Ah, the dog days of summer. Along with the heat comes that dreaded phrase “There’s nothing to do!” Keep your Girl Scouts out of the summer doldrums this year by developing a Summer Activities guide that can keep them busy and active all summer long. The best part is that the girls themselves get to create the guide, so it will be filled with things that they absolutely love to do!
On one of your last meetings before the summer, host a sleepover, barbecue, or day at the park or pool to gather the girls together in an informal, fun atmosphere. Break down your group in to teams of two or three girls and assign them each two to three summer activities to add to the list. Whenever a team comes up with an activity, they can write it on a piece of paper or a dry erase board so that it is “taken”. At the end of the party, copy down all of the ideas and make sure each girl gets a copy to take home with her over the summer.

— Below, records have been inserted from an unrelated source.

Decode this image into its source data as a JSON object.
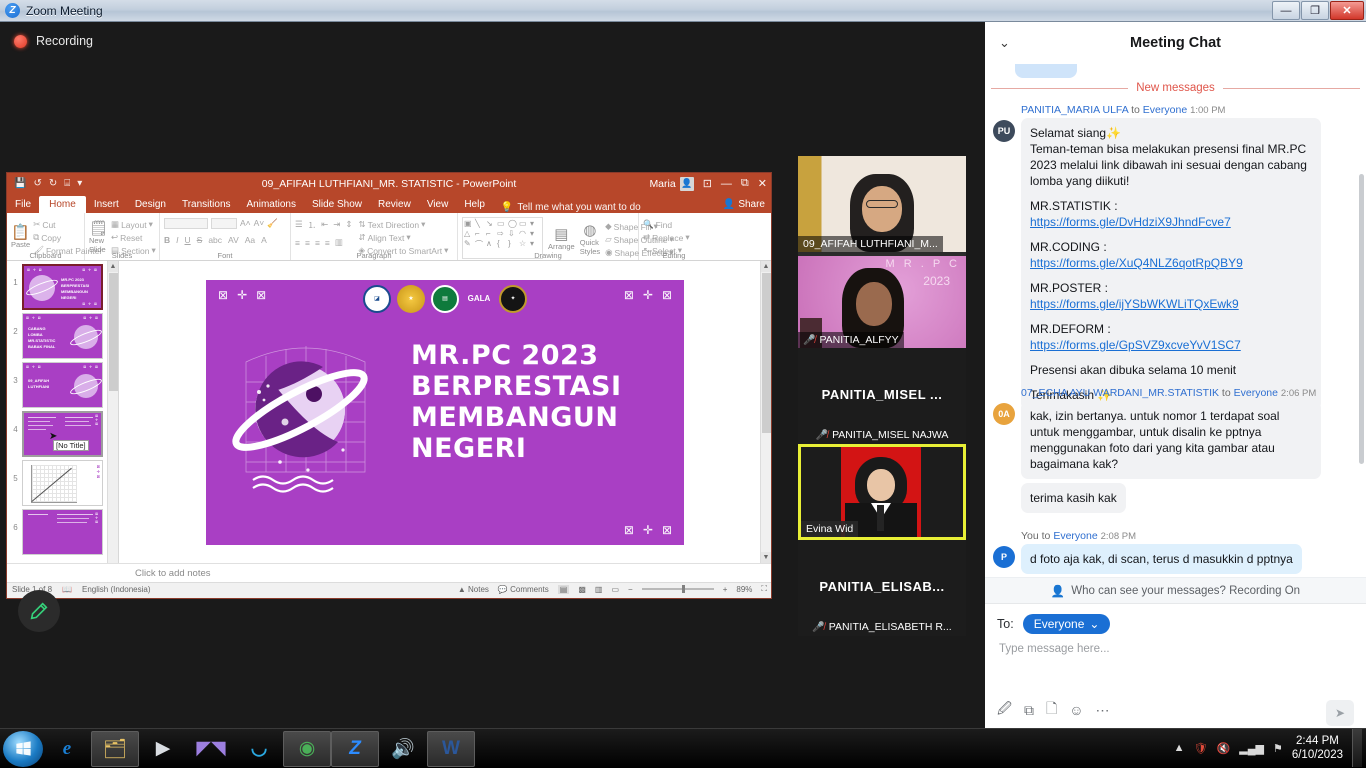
{
  "window": {
    "title": "Zoom Meeting",
    "logo_letter": "Z",
    "controls": {
      "minimize": "—",
      "maximize": "❐",
      "close": "✕"
    }
  },
  "recording": {
    "label": "Recording"
  },
  "powerpoint": {
    "file_title": "09_AFIFAH LUTHFIANI_MR. STATISTIC  -  PowerPoint",
    "quick_access": [
      "save-icon",
      "undo-icon",
      "redo-icon",
      "present-icon",
      "customize-icon"
    ],
    "user_name": "Maria",
    "win_controls": {
      "minimize": "—",
      "restore": "⧉",
      "close": "✕",
      "ribbon": "⊡"
    },
    "tabs": [
      "File",
      "Home",
      "Insert",
      "Design",
      "Transitions",
      "Animations",
      "Slide Show",
      "Review",
      "View",
      "Help"
    ],
    "active_tab": "Home",
    "tell_me": "Tell me what you want to do",
    "share_label": "Share",
    "ribbon_groups": [
      {
        "label": "Clipboard",
        "items": [
          "Paste",
          "Cut",
          "Copy",
          "Format Painter"
        ]
      },
      {
        "label": "Slides",
        "items": [
          "New Slide",
          "Layout",
          "Reset",
          "Section"
        ]
      },
      {
        "label": "Font",
        "items": [
          "B",
          "I",
          "U",
          "S",
          "abc"
        ]
      },
      {
        "label": "Paragraph",
        "items": [
          "Text Direction",
          "Align Text",
          "Convert to SmartArt"
        ]
      },
      {
        "label": "Drawing",
        "items": [
          "Arrange",
          "Quick Styles",
          "Shape Fill",
          "Shape Outline",
          "Shape Effects"
        ]
      },
      {
        "label": "Editing",
        "items": [
          "Find",
          "Replace",
          "Select"
        ]
      }
    ],
    "slide_title_lines": [
      "MR.PC 2023",
      "BERPRESTASI",
      "MEMBANGUN",
      "NEGERI"
    ],
    "thumbnails": [
      {
        "number": "1",
        "lines": [
          "MR.PC 2023",
          "BERPRESTASI",
          "MEMBANGUN",
          "NEGERI"
        ],
        "selected": true
      },
      {
        "number": "2",
        "lines": [
          "CABANG",
          "LOMBA",
          "MR.STATISTIC",
          "BABAK FINAL"
        ],
        "selected": false
      },
      {
        "number": "3",
        "lines": [
          "09_AFIFAH",
          "LUTHFIANI"
        ],
        "selected": false
      },
      {
        "number": "4",
        "lines": [],
        "selected": false,
        "tooltip": "[No Title]"
      },
      {
        "number": "5",
        "lines": [],
        "selected": false
      },
      {
        "number": "6",
        "lines": [],
        "selected": false
      }
    ],
    "notes_placeholder": "Click to add notes",
    "status": {
      "slide_counter": "Slide 1 of 8",
      "language": "English (Indonesia)",
      "notes_label": "Notes",
      "comments_label": "Comments",
      "zoom_level": "89%"
    }
  },
  "video_tiles": [
    {
      "name": "09_AFIFAH LUTHFIANI_M...",
      "muted": false,
      "has_video": true,
      "active": false
    },
    {
      "name": "PANITIA_ALFYY",
      "muted": true,
      "has_video": true,
      "active": false
    },
    {
      "name": "PANITIA_MISEL NAJWA",
      "center_initials": "PANITIA_MISEL ...",
      "muted": true,
      "has_video": false,
      "active": false
    },
    {
      "name": "Evina Wid",
      "muted": false,
      "has_video": true,
      "active": true
    },
    {
      "name": "PANITIA_ELISABETH R...",
      "center_initials": "PANITIA_ELISAB...",
      "muted": true,
      "has_video": false,
      "active": false
    }
  ],
  "chat": {
    "title": "Meeting Chat",
    "new_messages_label": "New messages",
    "messages": [
      {
        "avatar": "PU",
        "avatar_color": "#3d4a5c",
        "sender": "PANITIA_MARIA ULFA",
        "to_word": "to",
        "target": "Everyone",
        "time": "1:00 PM",
        "self": false,
        "lines": [
          {
            "type": "text",
            "text": "Selamat siang✨"
          },
          {
            "type": "text",
            "text": "Teman-teman bisa melakukan presensi final MR.PC 2023 melalui link dibawah ini sesuai dengan cabang lomba yang diikuti!"
          },
          {
            "type": "blank"
          },
          {
            "type": "link",
            "prefix": "MR.STATISTIK : ",
            "url": "https://forms.gle/DvHdziX9JhndFcve7"
          },
          {
            "type": "blank"
          },
          {
            "type": "link",
            "prefix": "MR.CODING : ",
            "url": "https://forms.gle/XuQ4NLZ6qotRpQBY9"
          },
          {
            "type": "blank"
          },
          {
            "type": "link",
            "prefix": "MR.POSTER : ",
            "url": "https://forms.gle/ijYSbWKWLiTQxEwk9"
          },
          {
            "type": "blank"
          },
          {
            "type": "link",
            "prefix": "MR.DEFORM : ",
            "url": "https://forms.gle/GpSVZ9xcveYvV1SC7"
          },
          {
            "type": "blank"
          },
          {
            "type": "text",
            "text": "Presensi akan dibuka selama 10 menit"
          },
          {
            "type": "blank"
          },
          {
            "type": "text",
            "text": "Terimakasih ✨"
          }
        ]
      },
      {
        "avatar": "0A",
        "avatar_color": "#e8a33d",
        "sender": "07_ECHA AYU WARDANI_MR.STATISTIK",
        "to_word": "to",
        "target": "Everyone",
        "time": "2:06 PM",
        "self": false,
        "lines": [
          {
            "type": "text",
            "text": "kak, izin bertanya. untuk nomor 1 terdapat soal untuk menggambar, untuk disalin ke pptnya menggunakan foto dari yang kita gambar atau bagaimana kak?"
          }
        ],
        "followup": "terima kasih kak"
      },
      {
        "avatar": "P",
        "avatar_color": "#1a6fd4",
        "sender": "You",
        "to_word": "to",
        "target": "Everyone",
        "time": "2:08 PM",
        "self": true,
        "lines": [
          {
            "type": "text",
            "text": "d foto aja kak, di scan, terus d masukkin d pptnya"
          }
        ]
      }
    ],
    "reactions": [
      "reply-icon",
      "emoji-icon",
      "more-icon"
    ],
    "privacy_notice": "Who can see your messages? Recording On",
    "to_label": "To:",
    "to_value": "Everyone",
    "input_placeholder": "Type message here...",
    "tool_icons": [
      "format-icon",
      "screenshot-icon",
      "file-icon",
      "emoji-icon",
      "more-icon"
    ],
    "send_label": "send-icon"
  },
  "taskbar": {
    "start": "windows-start-orb",
    "items": [
      {
        "name": "internet-explorer",
        "glyph": "e",
        "open": false
      },
      {
        "name": "file-explorer",
        "glyph": "🗂",
        "open": true
      },
      {
        "name": "media-player",
        "glyph": "▶",
        "open": false
      },
      {
        "name": "movie-maker",
        "glyph": "◤◥",
        "open": false
      },
      {
        "name": "microsoft-edge",
        "glyph": "e",
        "open": false
      },
      {
        "name": "google-chrome",
        "glyph": "◉",
        "open": true
      },
      {
        "name": "zoom",
        "glyph": "Z",
        "open": true
      },
      {
        "name": "volume-app",
        "glyph": "🔊",
        "open": false
      },
      {
        "name": "microsoft-word",
        "glyph": "W",
        "open": true
      }
    ],
    "tray": [
      "show-hidden-icons",
      "antivirus-icon",
      "volume-muted-icon",
      "network-icon",
      "action-center-icon"
    ],
    "clock_time": "2:44 PM",
    "clock_date": "6/10/2023"
  }
}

Make sure that each girl has a list of everyone’s addresses and phone numbers and challenge the girls to “conquer” at least two activities on the list with at least one other girl in the troop. That way, not only do the girls have a great resource for summer activities, but they are prompted to keep in touch with one another during the break.
The end of the Wonders of Water journey is reached when the girls earn the WOW! Award that represents the lasting change they have brought to their community. They earn this award through discussion of their SHARE efforts — they can read some of the water promises guests made, show slides of the meeting, or create charts and other visual aids that describe how their outreach impacted the community. Encourage the girls to discuss individual participation and how each girl contributed to the overall project. It is important that the girls recognize the value of individual AND teamwork in the completion of their journey.

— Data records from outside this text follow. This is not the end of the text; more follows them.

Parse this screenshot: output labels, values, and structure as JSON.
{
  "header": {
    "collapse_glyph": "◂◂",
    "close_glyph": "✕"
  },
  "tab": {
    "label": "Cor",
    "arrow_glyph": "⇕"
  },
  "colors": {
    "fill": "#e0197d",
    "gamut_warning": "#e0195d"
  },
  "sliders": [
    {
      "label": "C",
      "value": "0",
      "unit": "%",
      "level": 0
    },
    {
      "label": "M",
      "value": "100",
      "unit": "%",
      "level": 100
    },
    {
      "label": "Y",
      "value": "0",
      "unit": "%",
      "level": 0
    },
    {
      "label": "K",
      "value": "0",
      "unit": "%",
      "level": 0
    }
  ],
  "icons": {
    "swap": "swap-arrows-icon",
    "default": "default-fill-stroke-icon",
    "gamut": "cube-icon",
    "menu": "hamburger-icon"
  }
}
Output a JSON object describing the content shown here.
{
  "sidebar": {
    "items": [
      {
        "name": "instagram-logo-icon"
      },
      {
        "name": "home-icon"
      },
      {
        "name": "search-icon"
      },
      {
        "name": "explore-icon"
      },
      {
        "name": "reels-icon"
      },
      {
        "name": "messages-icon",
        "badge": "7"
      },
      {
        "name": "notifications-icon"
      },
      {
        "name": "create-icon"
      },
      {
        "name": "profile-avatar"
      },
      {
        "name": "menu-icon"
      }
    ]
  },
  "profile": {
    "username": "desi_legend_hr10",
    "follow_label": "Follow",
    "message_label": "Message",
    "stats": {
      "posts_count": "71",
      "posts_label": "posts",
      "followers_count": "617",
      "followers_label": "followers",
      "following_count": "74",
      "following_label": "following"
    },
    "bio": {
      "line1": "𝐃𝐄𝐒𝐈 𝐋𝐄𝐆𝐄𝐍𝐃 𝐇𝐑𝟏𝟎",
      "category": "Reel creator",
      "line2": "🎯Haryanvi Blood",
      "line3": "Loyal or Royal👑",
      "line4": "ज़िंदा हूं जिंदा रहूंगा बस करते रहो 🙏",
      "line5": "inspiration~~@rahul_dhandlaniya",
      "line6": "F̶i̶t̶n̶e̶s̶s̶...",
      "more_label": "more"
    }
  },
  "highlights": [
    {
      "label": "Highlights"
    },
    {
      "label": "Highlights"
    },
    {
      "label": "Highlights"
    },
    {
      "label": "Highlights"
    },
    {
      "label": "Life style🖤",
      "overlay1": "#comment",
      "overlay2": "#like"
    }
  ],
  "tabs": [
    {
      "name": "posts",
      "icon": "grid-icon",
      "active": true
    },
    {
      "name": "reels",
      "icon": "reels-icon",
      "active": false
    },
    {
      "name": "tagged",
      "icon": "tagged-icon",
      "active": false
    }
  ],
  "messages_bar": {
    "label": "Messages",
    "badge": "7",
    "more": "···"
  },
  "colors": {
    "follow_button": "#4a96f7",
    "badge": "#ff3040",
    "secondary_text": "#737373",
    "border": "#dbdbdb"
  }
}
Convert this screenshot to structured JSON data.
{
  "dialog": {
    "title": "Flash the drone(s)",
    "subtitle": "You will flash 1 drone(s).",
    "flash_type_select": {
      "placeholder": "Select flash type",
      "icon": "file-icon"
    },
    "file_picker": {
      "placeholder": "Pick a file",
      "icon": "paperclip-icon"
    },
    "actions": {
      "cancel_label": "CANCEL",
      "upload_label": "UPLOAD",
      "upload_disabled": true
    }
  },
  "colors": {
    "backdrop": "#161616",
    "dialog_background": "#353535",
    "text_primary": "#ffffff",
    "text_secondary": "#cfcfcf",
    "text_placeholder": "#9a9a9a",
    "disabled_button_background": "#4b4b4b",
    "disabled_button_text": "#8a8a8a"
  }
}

In this grand finale, the girls can take pride in the leadership they have shown throughout their journey and in how their work relates to Girl Scout Law.
One of the many benefits of taking a Brownie journey is the sense of accomplishment and confidence the girls feel after learning, growing and sharing their skills and education with others. A great lesson to take from this is that the journey never really ends — learning and growth can continue for a lifetime and so can leadership and advocacy for change!